He and his family have known about the latest chapter in the story for a while — they found out in early March that Ryun would be awarded the Presidential Medal of Freedom.
The presentation had to be postponed because of the COVID-19 pandemic, but the longer wait hasn't taken any of the excitement away, the Ryuns said.
“This is a thrill,” Anne Ryun said. “So many people have said that Jim is so deserving, but you still just go ‘whoa’ when you think about it actually happening.”
Ryun said he did not anticipate being nervous during the ceremony, and he had some idea of what he wanted to convey while accepting the honor of a lifetime.

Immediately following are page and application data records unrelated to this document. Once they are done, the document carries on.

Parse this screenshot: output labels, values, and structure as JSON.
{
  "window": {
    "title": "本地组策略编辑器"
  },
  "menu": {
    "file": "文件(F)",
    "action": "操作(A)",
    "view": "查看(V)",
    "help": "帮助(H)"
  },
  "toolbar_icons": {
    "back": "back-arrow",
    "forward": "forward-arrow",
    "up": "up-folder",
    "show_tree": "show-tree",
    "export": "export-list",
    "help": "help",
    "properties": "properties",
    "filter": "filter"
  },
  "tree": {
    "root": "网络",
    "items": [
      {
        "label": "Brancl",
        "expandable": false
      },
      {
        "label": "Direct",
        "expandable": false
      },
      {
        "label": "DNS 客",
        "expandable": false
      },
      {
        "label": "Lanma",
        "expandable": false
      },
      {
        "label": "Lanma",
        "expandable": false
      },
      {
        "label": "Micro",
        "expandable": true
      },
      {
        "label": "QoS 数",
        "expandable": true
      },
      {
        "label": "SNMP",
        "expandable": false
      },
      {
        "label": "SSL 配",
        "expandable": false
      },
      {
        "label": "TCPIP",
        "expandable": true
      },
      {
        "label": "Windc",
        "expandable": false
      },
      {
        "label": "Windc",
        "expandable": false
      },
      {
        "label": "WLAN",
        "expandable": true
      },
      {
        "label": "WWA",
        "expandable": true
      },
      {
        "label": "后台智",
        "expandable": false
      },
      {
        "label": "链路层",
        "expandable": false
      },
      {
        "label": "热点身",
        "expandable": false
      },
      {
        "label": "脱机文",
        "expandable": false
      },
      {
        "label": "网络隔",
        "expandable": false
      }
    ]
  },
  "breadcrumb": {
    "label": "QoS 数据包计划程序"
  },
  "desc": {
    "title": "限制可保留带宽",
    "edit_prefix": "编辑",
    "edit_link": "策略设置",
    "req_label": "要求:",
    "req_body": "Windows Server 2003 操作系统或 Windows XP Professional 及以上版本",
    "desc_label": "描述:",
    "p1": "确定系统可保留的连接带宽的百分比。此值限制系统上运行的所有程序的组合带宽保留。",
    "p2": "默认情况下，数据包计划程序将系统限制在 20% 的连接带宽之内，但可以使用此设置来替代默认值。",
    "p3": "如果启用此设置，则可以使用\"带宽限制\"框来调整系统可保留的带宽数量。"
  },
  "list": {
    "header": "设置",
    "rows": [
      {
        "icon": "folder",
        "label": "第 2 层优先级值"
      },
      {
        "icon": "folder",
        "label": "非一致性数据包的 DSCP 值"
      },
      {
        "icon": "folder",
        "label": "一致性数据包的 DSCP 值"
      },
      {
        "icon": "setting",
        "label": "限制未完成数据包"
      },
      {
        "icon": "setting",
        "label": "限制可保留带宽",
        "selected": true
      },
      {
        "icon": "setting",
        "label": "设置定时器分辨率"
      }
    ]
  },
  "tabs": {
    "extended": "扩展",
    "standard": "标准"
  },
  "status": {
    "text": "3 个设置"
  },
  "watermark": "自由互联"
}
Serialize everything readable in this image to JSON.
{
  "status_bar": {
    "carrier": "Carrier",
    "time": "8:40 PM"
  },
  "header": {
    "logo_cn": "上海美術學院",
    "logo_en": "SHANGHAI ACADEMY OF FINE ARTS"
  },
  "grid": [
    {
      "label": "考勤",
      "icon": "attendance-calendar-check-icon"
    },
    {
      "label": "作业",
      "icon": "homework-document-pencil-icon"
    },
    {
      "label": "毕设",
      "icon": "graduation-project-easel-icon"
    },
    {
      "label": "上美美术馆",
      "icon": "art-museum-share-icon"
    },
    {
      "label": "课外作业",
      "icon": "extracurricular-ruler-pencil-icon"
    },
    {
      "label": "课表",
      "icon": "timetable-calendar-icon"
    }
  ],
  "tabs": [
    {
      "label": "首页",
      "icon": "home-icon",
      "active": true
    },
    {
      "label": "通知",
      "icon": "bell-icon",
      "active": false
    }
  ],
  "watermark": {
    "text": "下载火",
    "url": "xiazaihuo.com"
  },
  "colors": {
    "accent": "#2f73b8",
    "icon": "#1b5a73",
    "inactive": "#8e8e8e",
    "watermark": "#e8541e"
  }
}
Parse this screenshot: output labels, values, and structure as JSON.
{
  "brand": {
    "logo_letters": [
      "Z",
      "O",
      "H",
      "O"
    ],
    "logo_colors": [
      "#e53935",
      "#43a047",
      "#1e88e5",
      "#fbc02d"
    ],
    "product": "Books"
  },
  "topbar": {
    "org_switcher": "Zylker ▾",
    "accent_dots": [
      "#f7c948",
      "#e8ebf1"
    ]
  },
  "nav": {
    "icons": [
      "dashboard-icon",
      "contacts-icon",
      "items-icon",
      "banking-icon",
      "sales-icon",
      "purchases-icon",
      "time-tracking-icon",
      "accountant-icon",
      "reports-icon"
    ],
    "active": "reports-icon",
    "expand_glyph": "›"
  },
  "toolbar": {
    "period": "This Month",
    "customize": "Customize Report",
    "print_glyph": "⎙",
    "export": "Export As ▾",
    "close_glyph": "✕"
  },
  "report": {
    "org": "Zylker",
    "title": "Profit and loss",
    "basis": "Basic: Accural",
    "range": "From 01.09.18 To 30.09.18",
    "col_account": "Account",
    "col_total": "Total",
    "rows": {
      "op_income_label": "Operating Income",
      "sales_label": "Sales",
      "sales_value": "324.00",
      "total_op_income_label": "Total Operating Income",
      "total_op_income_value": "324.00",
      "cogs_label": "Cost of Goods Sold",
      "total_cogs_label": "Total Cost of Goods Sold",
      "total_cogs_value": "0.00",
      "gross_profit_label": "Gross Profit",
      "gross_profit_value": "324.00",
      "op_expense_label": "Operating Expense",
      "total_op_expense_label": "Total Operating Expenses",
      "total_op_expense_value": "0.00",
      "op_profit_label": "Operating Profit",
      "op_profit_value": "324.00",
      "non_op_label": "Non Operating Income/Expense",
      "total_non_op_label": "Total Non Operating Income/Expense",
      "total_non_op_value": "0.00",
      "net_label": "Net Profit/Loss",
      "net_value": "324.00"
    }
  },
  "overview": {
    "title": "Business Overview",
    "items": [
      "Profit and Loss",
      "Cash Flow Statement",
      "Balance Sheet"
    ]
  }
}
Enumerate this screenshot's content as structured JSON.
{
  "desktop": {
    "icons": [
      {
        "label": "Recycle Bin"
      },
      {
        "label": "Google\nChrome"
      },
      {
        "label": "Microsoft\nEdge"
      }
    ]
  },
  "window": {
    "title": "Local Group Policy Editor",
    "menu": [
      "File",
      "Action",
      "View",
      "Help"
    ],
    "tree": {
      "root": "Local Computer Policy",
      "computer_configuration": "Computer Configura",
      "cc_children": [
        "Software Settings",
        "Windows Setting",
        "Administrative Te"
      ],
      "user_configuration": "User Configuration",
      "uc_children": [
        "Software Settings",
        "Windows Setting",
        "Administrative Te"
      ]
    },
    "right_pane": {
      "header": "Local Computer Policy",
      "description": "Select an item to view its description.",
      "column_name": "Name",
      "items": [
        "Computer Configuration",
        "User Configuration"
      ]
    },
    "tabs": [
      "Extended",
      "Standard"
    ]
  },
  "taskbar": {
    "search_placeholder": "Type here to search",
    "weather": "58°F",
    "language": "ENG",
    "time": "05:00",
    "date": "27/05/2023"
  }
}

“These things don’t happen without a lot of help from other people,” Ryun said. “And I really just want to be able to express myself. That’s the thing I’m most concerned about; to be able to give a real tribute to those things and people that made for such an opportune life.”